Even Eric Hipwood who is The Most Exciting Prospect In The World only had six disposals and kicked one goal, albeit a good one.
“I thought we responded pretty well in the second quarter and for the most part after that, played the way that we wanted to play,” said Collingwood coach Nathan Buckley, after his side conceded the first two goals of the match. The way they want to play each week is ‘against the bottom team’.
NORTH MELBOURNE (17.11.113) DEFEATED CARLTON (15.6.96) BY 17 POINTS
Carlton have given North Melbourne a real fright, coming back from 45 points down to lead during the final quarter before two Mason Wood goals regained control for the Kangaroos and the four points.
Bryce Gibbs had 38 touches for the Blues, which is amazing considering everyone decided at the beginning of the season that he wouldn’t try.
"They're no pushover, Carlton. The opposition has to play well to beat them and if the opposition's off their game, they get done," said North Melbourne coach Brad Scott, accurately describing the situation in every elite professional sporting competition that can be applied to any team anywhere in the world.
No team this year is a pushover as results have proven but, realistically, the season has gone on long enough that we can be pretty comfortable knowing that neither of these teams are going to be big players in September.
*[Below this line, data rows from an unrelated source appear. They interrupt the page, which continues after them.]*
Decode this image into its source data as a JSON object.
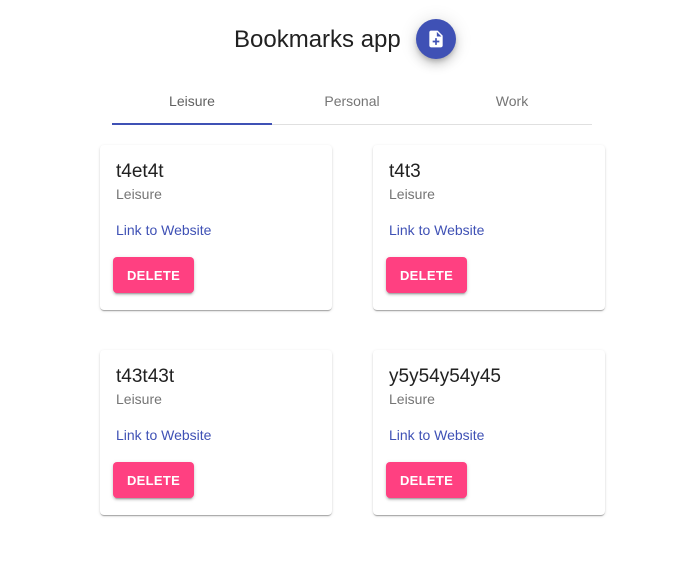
{
  "header": {
    "title": "Bookmarks app",
    "add_button_icon": "note-add-icon",
    "accent_color": "#3f51b5"
  },
  "tabs": [
    {
      "label": "Leisure",
      "active": true
    },
    {
      "label": "Personal",
      "active": false
    },
    {
      "label": "Work",
      "active": false
    }
  ],
  "bookmarks": [
    {
      "title": "t4et4t",
      "category": "Leisure",
      "link_label": "Link to Website",
      "delete_label": "DELETE"
    },
    {
      "title": "t4t3",
      "category": "Leisure",
      "link_label": "Link to Website",
      "delete_label": "DELETE"
    },
    {
      "title": "t43t43t",
      "category": "Leisure",
      "link_label": "Link to Website",
      "delete_label": "DELETE"
    },
    {
      "title": "y5y54y54y45",
      "category": "Leisure",
      "link_label": "Link to Website",
      "delete_label": "DELETE"
    }
  ],
  "colors": {
    "primary": "#3f51b5",
    "delete": "#ff4081"
  }
}
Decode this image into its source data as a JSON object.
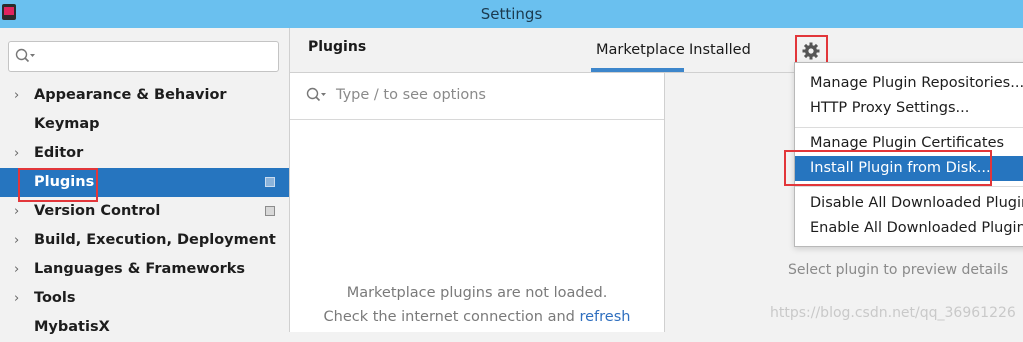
{
  "window": {
    "title": "Settings"
  },
  "sidebar": {
    "search": {
      "placeholder": ""
    },
    "items": [
      {
        "label": "Appearance & Behavior",
        "expandable": true
      },
      {
        "label": "Keymap",
        "expandable": false
      },
      {
        "label": "Editor",
        "expandable": true
      },
      {
        "label": "Plugins",
        "expandable": false,
        "selected": true
      },
      {
        "label": "Version Control",
        "expandable": true
      },
      {
        "label": "Build, Execution, Deployment",
        "expandable": true
      },
      {
        "label": "Languages & Frameworks",
        "expandable": true
      },
      {
        "label": "Tools",
        "expandable": true
      },
      {
        "label": "MybatisX",
        "expandable": false
      }
    ]
  },
  "header": {
    "title": "Plugins",
    "tabs": [
      {
        "label": "Marketplace",
        "active": true
      },
      {
        "label": "Installed",
        "active": false
      }
    ]
  },
  "options_search": {
    "placeholder": "Type / to see options"
  },
  "marketplace": {
    "message_line1": "Marketplace plugins are not loaded.",
    "message_line2": "Check the internet connection and ",
    "refresh_link": "refresh"
  },
  "preview": {
    "message": "Select plugin to preview details"
  },
  "gear_menu": {
    "items": [
      {
        "label": "Manage Plugin Repositories..."
      },
      {
        "label": "HTTP Proxy Settings..."
      },
      {
        "label": "Manage Plugin Certificates"
      },
      {
        "label": "Install Plugin from Disk...",
        "highlighted": true
      },
      {
        "label": "Disable All Downloaded Plugins"
      },
      {
        "label": "Enable All Downloaded Plugins"
      }
    ]
  },
  "watermark": "https://blog.csdn.net/qq_36961226",
  "colors": {
    "accent": "#2675bf",
    "titlebar": "#6ac0ef",
    "highlight_box": "#e2363a"
  }
}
With that in mind, realistically, this review has gone on long enough that we can be pretty comfortable knowing that I have no interest and I’m going to move on.
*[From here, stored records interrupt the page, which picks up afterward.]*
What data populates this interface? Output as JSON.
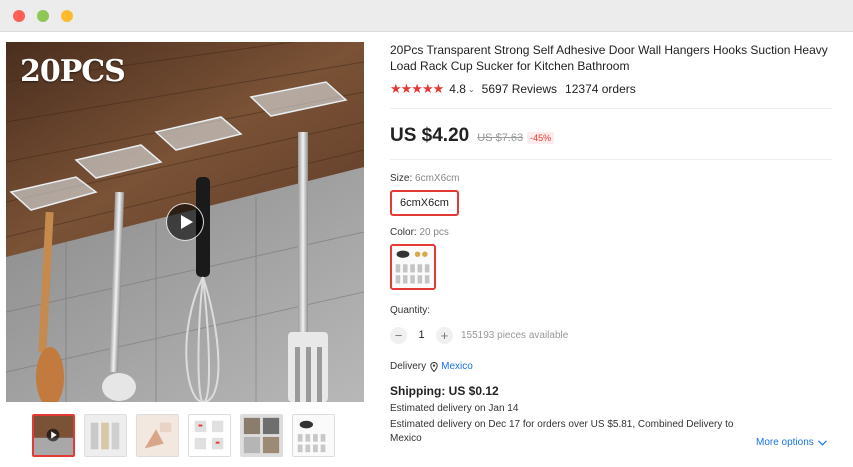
{
  "window": {
    "buttons": [
      "close",
      "minimize",
      "maximize"
    ]
  },
  "gallery": {
    "main_overlay_text": "20PCS",
    "video_play_icon": "play-icon",
    "thumbnails": [
      {
        "name": "thumb-video",
        "active": true
      },
      {
        "name": "thumb-2",
        "active": false
      },
      {
        "name": "thumb-3",
        "active": false
      },
      {
        "name": "thumb-4",
        "active": false
      },
      {
        "name": "thumb-5",
        "active": false
      },
      {
        "name": "thumb-6",
        "active": false
      }
    ]
  },
  "product": {
    "title": "20Pcs Transparent Strong Self Adhesive Door Wall Hangers Hooks Suction Heavy Load Rack Cup Sucker for Kitchen Bathroom",
    "stars": "★★★★★",
    "rating": "4.8",
    "reviews": "5697 Reviews",
    "orders": "12374 orders",
    "price": "US $4.20",
    "old_price": "US $7.63",
    "discount": "-45%"
  },
  "options": {
    "size_label": "Size:",
    "size_value": "6cmX6cm",
    "size_button": "6cmX6cm",
    "color_label": "Color:",
    "color_value": "20 pcs"
  },
  "quantity": {
    "label": "Quantity:",
    "minus": "−",
    "plus": "+",
    "value": "1",
    "available": "155193 pieces available"
  },
  "delivery": {
    "label": "Delivery",
    "country": "Mexico",
    "shipping": "Shipping: US $0.12",
    "estimate1": "Estimated delivery on Jan 14",
    "estimate2": "Estimated delivery on Dec 17 for orders over US $5.81, Combined Delivery to Mexico",
    "more_options": "More options"
  },
  "colors": {
    "accent": "#e53935",
    "link": "#1a73e8"
  }
}
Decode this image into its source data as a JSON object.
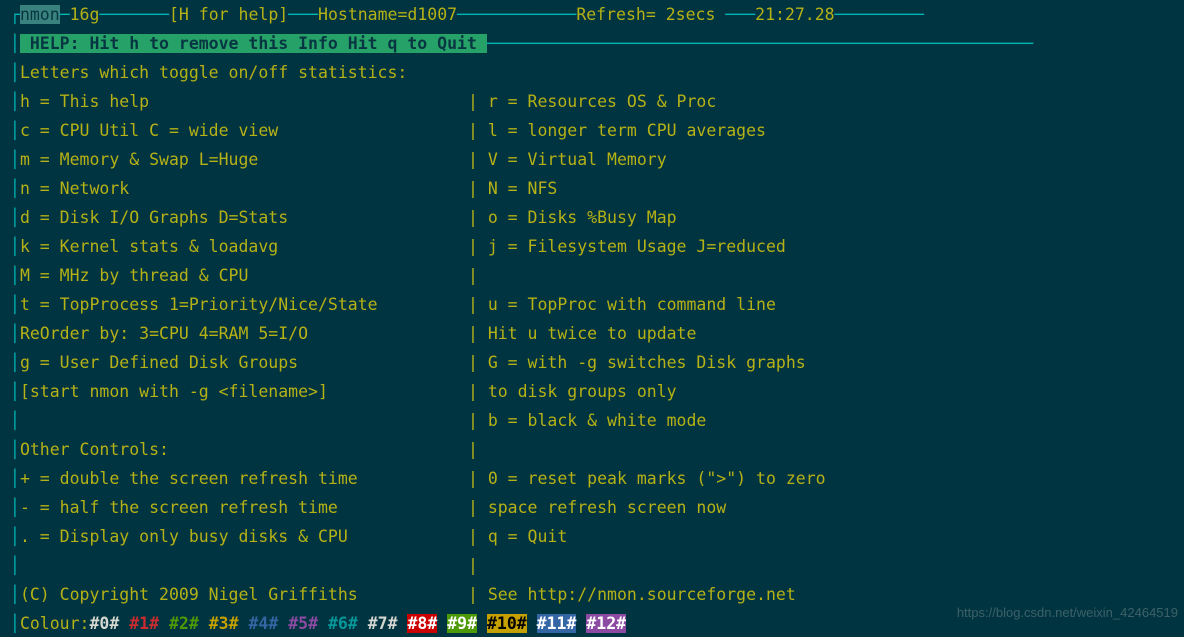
{
  "header": {
    "prog": "nmon",
    "version": "16g",
    "hint": "[H for help]",
    "host_label": "Hostname=",
    "hostname": "d1007",
    "refresh_label": "Refresh= ",
    "refresh": "2secs",
    "clock": "21:27.28"
  },
  "help_bar": {
    "left": "HELP: Hit h to remove this Info",
    "right": "Hit q to Quit"
  },
  "section_title": "Letters which toggle on/off statistics:",
  "left_col": [
    "h = This help",
    "c = CPU Util   C = wide view",
    "m = Memory & Swap    L=Huge",
    "n = Network",
    "d = Disk I/O Graphs  D=Stats",
    "k = Kernel stats & loadavg",
    "M = MHz by thread & CPU",
    "t = TopProcess 1=Priority/Nice/State",
    "    ReOrder by: 3=CPU 4=RAM 5=I/O",
    "g = User Defined Disk Groups",
    "    [start nmon with -g <filename>]",
    "",
    "Other Controls:",
    "+ = double the screen refresh time",
    "- = half   the screen refresh time",
    ". = Display only busy disks & CPU",
    "",
    "(C) Copyright 2009 Nigel Griffiths"
  ],
  "right_col": [
    "r = Resources OS & Proc",
    "l = longer term CPU averages",
    "V = Virtual Memory",
    "N = NFS",
    "o = Disks %Busy Map",
    "j = Filesystem Usage J=reduced",
    "",
    "u = TopProc with command line",
    "    Hit u twice to update",
    "G = with -g switches Disk graphs",
    "    to disk groups only",
    "b = black & white mode",
    "",
    "0 = reset peak marks (\">\") to zero",
    "space refresh screen now",
    "q = Quit",
    "",
    "See http://nmon.sourceforge.net"
  ],
  "colour_label": "Colour:",
  "colours": [
    {
      "t": "#0#",
      "cls": "fg-white"
    },
    {
      "t": "#1#",
      "cls": "fg-red"
    },
    {
      "t": "#2#",
      "cls": "fg-green"
    },
    {
      "t": "#3#",
      "cls": "fg-yel"
    },
    {
      "t": "#4#",
      "cls": "fg-blue"
    },
    {
      "t": "#5#",
      "cls": "fg-mag"
    },
    {
      "t": "#6#",
      "cls": "fg-cyan"
    },
    {
      "t": "#7#",
      "cls": "fg-white"
    },
    {
      "t": "#8#",
      "cls": "bg-red"
    },
    {
      "t": "#9#",
      "cls": "bg-green"
    },
    {
      "t": "#10#",
      "cls": "bg-yel"
    },
    {
      "t": "#11#",
      "cls": "bg-blue"
    },
    {
      "t": "#12#",
      "cls": "bg-mag"
    }
  ],
  "watermark": "https://blog.csdn.net/weixin_42464519"
}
GREATER WESTERN SYDNEY (14.14.98) DEFEATED WEST COAST (14.6.90) BY 8 POINTS
A thrilling finish that saw Toby Greene kick two late goals to prove that West Coast’s dominance is restricted to not only their home ground but also the year 2016.
The lead swapped hands eight times in the last quarter, like a man with an excited dog on a thin and unforgiving leash. Callan Ward had 33 touches for the Giants while the Eagles had Andrew Gaff at the top with 35. Lewis Jetta was a solid contributor with 28 touches and two goals.
Josh Kennedy’s leg exploded, which wasn’t good for the Eagles either.
GWS had 54 clearances to West Coast’s 31 which seems like a crazily lop-sided number, and it is, but if it weren’t for the final five minutes of play, West Coast could have still won with such a deficit which proves that statistics mean nothing, nothing means anything, life is meaningless and we’re all wasting our time.
"To lose the clearances by (21) and win contested possession … there were some good signs there I thought,” said Eagles coach Adam Simpson, unfazed by the futility of existence.